------ DATA TO PROCESS ------
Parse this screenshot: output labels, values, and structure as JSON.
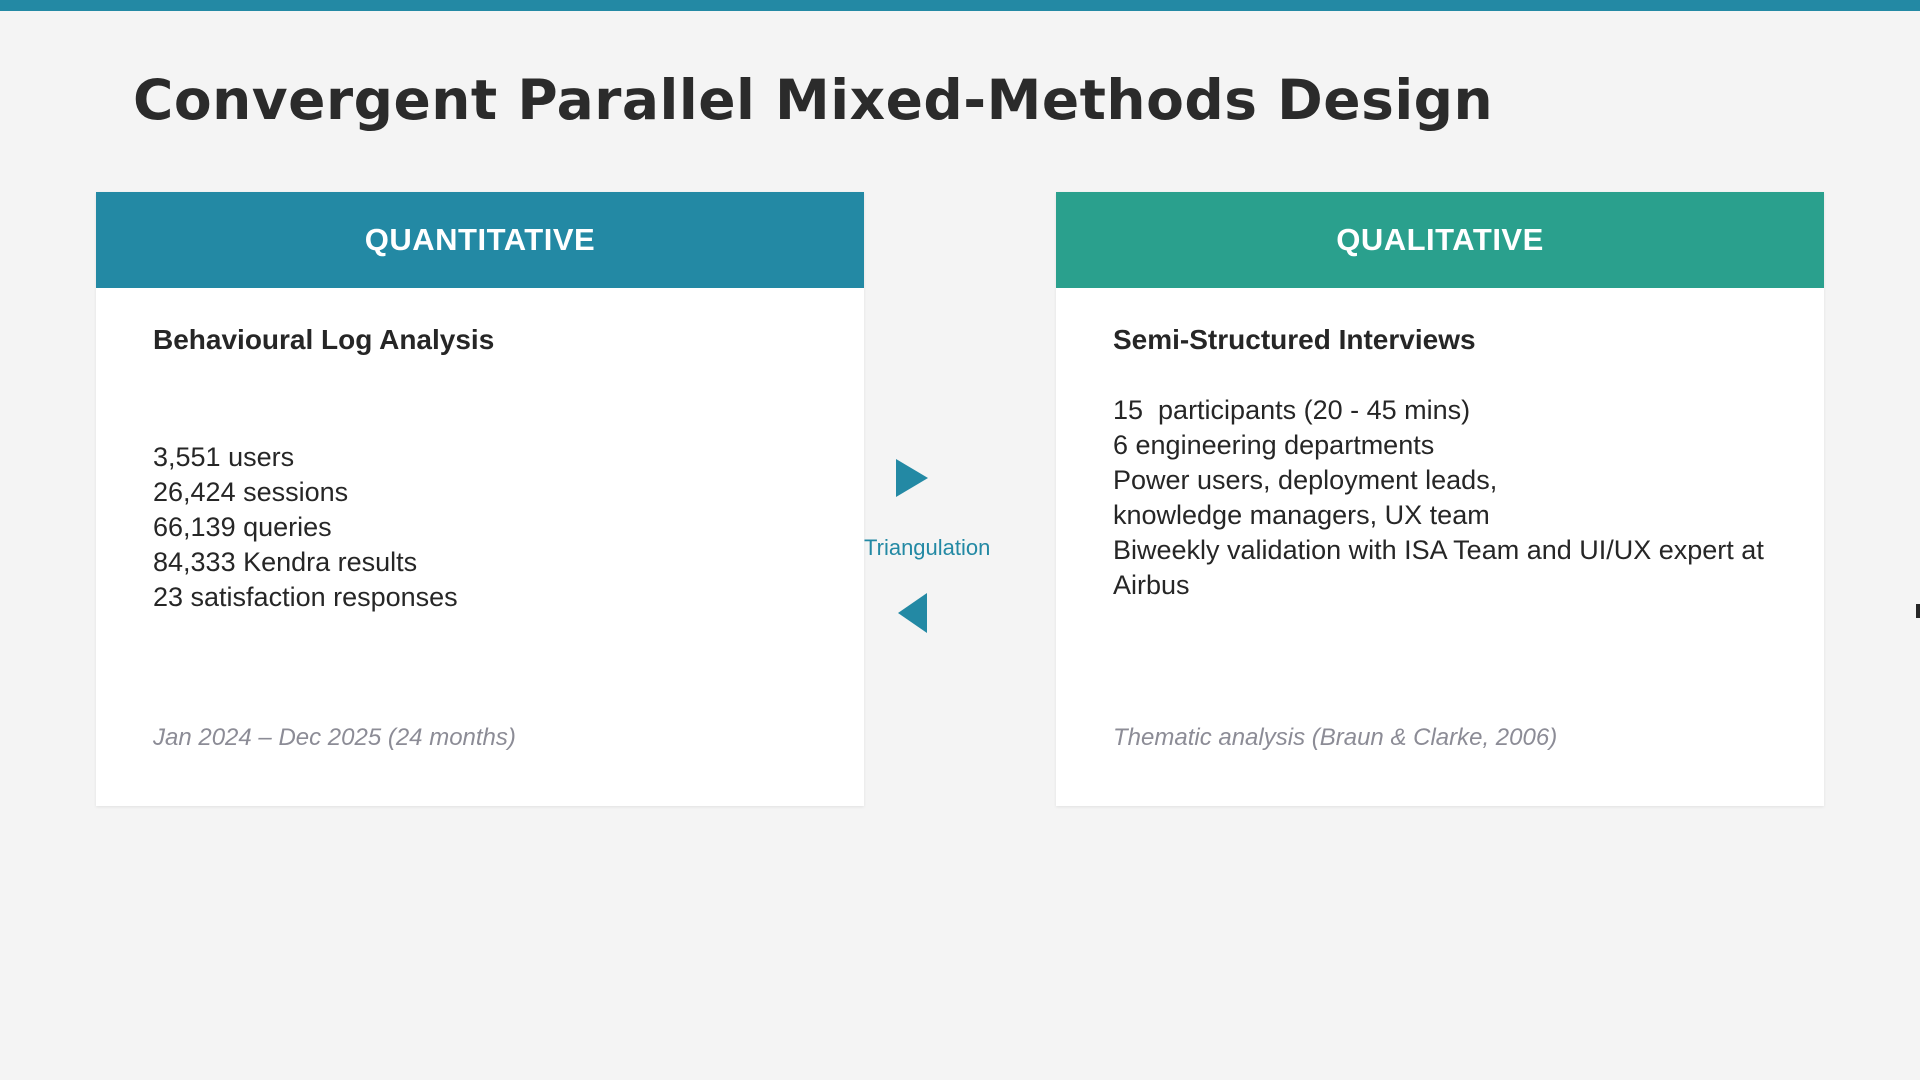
{
  "slide": {
    "title": "Convergent Parallel Mixed-Methods Design"
  },
  "colors": {
    "accent": "#2389a4",
    "qualitative": "#2aa08d",
    "background": "#f4f4f4",
    "footer_text": "#8c8c96"
  },
  "quantitative": {
    "header": "QUANTITATIVE",
    "subtitle": "Behavioural Log Analysis",
    "items": [
      "3,551 users",
      "26,424 sessions",
      "66,139 queries",
      "84,333 Kendra results",
      "23 satisfaction responses"
    ],
    "footer": "Jan 2024 – Dec 2025 (24 months)"
  },
  "qualitative": {
    "header": "QUALITATIVE",
    "subtitle": "Semi-Structured Interviews",
    "items": [
      "15  participants (20 - 45 mins)",
      "6 engineering departments",
      "Power users, deployment leads,",
      "knowledge managers, UX team",
      "Biweekly validation with ISA Team and UI/UX expert at Airbus"
    ],
    "footer": "Thematic analysis (Braun & Clarke, 2006)"
  },
  "connector": {
    "label": "Triangulation",
    "icons": [
      "arrow-right-icon",
      "arrow-left-icon"
    ]
  }
}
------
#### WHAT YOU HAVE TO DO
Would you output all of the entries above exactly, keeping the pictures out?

#### RESPONSE
Parse this screenshot: output labels, values, and structure as JSON.
{
  "slide": {
    "title": "Convergent Parallel Mixed-Methods Design"
  },
  "colors": {
    "accent": "#2389a4",
    "qualitative": "#2aa08d",
    "background": "#f4f4f4",
    "footer_text": "#8c8c96"
  },
  "quantitative": {
    "header": "QUANTITATIVE",
    "subtitle": "Behavioural Log Analysis",
    "items": [
      "3,551 users",
      "26,424 sessions",
      "66,139 queries",
      "84,333 Kendra results",
      "23 satisfaction responses"
    ],
    "footer": "Jan 2024 – Dec 2025 (24 months)"
  },
  "qualitative": {
    "header": "QUALITATIVE",
    "subtitle": "Semi-Structured Interviews",
    "items": [
      "15  participants (20 - 45 mins)",
      "6 engineering departments",
      "Power users, deployment leads,",
      "knowledge managers, UX team",
      "Biweekly validation with ISA Team and UI/UX expert at Airbus"
    ],
    "footer": "Thematic analysis (Braun & Clarke, 2006)"
  },
  "connector": {
    "label": "Triangulation",
    "icons": [
      "arrow-right-icon",
      "arrow-left-icon"
    ]
  }
}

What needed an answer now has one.